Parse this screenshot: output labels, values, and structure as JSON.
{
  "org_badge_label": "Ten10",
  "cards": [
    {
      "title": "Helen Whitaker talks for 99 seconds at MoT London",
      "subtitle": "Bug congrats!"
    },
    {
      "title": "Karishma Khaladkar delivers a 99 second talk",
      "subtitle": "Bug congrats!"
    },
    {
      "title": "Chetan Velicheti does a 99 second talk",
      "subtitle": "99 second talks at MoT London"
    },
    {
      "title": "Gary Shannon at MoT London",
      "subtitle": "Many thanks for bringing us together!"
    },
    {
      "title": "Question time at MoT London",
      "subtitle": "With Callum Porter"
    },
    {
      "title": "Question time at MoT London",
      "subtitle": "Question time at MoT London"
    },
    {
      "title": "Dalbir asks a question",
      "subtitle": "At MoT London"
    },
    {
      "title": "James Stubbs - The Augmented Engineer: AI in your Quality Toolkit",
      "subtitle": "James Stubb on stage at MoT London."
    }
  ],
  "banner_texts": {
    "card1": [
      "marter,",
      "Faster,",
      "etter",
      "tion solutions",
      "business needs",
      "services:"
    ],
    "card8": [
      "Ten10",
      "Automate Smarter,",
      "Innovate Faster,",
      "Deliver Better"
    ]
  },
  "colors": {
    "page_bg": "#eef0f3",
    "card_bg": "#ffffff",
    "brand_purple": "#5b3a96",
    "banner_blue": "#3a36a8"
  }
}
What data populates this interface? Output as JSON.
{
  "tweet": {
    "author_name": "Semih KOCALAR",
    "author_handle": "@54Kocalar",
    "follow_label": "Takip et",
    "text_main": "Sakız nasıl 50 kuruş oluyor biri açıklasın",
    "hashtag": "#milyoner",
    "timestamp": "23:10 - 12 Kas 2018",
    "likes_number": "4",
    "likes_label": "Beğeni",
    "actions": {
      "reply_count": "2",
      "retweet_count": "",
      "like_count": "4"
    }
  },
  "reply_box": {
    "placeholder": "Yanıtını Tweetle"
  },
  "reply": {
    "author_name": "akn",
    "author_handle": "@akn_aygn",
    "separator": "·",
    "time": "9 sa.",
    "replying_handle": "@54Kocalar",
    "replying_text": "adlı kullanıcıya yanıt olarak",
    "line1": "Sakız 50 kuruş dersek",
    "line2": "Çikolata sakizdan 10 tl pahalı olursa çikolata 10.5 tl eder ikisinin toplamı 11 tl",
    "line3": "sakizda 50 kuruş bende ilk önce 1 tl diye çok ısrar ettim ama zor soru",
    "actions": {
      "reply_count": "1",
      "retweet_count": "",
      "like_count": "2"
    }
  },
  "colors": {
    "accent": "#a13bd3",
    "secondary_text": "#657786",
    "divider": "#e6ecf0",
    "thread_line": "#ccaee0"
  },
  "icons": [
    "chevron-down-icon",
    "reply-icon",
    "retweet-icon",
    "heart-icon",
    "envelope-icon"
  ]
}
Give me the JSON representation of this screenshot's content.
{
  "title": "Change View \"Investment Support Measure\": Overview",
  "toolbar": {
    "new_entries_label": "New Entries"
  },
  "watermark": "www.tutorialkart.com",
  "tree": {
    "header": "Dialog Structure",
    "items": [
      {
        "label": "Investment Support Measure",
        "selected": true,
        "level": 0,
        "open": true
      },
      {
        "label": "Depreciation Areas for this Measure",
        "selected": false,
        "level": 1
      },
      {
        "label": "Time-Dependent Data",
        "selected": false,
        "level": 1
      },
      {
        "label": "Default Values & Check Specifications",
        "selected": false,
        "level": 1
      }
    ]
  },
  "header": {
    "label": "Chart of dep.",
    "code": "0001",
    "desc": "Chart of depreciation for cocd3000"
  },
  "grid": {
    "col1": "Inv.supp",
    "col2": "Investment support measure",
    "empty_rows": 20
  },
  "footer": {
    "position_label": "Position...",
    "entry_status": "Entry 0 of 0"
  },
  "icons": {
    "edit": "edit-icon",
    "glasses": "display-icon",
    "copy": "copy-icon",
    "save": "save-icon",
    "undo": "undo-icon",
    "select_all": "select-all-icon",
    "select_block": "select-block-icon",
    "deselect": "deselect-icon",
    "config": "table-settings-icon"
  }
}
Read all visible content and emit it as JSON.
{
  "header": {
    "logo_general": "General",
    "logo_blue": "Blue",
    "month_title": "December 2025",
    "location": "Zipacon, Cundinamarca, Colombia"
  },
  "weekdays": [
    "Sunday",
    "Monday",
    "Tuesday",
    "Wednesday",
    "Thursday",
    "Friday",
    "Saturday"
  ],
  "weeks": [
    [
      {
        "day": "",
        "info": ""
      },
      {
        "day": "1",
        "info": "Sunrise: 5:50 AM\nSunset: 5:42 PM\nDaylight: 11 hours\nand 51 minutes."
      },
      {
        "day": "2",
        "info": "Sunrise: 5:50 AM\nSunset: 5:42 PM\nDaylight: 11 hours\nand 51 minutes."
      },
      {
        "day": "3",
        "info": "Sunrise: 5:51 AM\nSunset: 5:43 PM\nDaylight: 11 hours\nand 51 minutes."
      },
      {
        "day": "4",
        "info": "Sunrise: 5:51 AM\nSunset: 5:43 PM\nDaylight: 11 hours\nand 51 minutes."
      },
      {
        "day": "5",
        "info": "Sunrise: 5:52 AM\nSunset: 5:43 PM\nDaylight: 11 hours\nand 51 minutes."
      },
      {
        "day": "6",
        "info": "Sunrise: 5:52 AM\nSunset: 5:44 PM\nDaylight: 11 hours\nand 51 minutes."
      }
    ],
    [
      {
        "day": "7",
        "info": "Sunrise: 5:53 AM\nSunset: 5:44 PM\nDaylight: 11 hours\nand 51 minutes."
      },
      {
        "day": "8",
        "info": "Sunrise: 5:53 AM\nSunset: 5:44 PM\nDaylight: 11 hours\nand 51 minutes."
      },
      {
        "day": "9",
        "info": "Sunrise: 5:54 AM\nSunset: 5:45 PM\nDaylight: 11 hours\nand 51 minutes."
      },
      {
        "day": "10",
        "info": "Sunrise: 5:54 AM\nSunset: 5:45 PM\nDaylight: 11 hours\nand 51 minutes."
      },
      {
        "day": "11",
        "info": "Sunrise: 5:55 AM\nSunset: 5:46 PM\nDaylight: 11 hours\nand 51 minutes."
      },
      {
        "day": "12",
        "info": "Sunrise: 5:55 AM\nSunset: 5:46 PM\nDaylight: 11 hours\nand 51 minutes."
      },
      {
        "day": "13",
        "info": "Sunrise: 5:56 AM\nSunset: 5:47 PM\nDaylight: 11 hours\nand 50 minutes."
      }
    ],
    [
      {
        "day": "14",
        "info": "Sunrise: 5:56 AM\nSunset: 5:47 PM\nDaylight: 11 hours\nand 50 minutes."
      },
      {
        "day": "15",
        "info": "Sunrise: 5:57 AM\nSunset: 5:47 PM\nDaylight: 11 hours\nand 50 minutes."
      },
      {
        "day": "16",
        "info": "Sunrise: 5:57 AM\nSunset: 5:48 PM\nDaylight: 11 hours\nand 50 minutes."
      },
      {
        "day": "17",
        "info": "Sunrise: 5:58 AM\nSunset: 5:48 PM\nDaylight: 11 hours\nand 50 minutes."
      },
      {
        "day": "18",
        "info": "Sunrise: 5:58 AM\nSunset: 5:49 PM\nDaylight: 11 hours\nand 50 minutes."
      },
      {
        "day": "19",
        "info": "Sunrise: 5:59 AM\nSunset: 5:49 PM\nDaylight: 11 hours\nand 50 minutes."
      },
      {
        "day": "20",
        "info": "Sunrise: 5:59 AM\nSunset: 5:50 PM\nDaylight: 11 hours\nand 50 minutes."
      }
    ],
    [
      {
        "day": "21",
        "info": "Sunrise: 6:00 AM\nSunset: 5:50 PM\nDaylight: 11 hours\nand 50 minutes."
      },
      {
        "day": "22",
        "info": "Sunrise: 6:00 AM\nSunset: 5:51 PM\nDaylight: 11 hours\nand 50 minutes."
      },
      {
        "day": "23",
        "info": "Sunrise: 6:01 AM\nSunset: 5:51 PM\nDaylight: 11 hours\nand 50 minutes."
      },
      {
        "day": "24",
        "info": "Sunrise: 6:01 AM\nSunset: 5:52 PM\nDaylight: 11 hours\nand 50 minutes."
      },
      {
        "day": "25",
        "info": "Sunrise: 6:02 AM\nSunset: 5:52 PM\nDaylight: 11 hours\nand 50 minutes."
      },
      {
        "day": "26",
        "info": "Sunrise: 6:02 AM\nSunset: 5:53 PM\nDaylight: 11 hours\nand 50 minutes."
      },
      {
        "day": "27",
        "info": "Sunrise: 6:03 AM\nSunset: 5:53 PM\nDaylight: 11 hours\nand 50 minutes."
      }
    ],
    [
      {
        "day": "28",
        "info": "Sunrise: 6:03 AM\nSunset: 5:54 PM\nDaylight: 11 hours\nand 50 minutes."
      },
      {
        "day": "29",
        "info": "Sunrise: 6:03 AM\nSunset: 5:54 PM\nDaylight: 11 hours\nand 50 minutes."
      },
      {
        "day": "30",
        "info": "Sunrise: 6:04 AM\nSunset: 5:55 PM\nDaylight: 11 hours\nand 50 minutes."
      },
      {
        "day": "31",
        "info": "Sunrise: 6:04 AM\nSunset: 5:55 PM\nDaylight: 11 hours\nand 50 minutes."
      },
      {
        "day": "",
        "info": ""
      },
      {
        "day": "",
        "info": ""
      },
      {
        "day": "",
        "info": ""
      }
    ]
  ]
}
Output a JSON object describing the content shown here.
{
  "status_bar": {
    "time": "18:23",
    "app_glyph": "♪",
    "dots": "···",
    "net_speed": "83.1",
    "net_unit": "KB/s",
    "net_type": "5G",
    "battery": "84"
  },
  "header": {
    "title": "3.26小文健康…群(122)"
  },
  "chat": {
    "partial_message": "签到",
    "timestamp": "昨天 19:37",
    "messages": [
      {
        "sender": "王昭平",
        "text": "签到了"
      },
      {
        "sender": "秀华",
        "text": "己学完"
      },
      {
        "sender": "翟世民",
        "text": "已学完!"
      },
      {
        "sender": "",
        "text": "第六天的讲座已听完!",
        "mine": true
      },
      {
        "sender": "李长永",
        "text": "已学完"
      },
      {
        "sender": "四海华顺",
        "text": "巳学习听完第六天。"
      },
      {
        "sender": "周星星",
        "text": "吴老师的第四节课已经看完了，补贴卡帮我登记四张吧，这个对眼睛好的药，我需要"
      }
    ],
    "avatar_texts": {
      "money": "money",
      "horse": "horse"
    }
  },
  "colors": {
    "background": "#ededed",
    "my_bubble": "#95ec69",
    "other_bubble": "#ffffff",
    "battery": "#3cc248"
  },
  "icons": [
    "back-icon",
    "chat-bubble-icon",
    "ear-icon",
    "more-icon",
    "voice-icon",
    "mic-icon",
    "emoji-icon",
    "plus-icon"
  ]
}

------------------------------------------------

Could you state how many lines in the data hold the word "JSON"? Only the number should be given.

Written answer: 5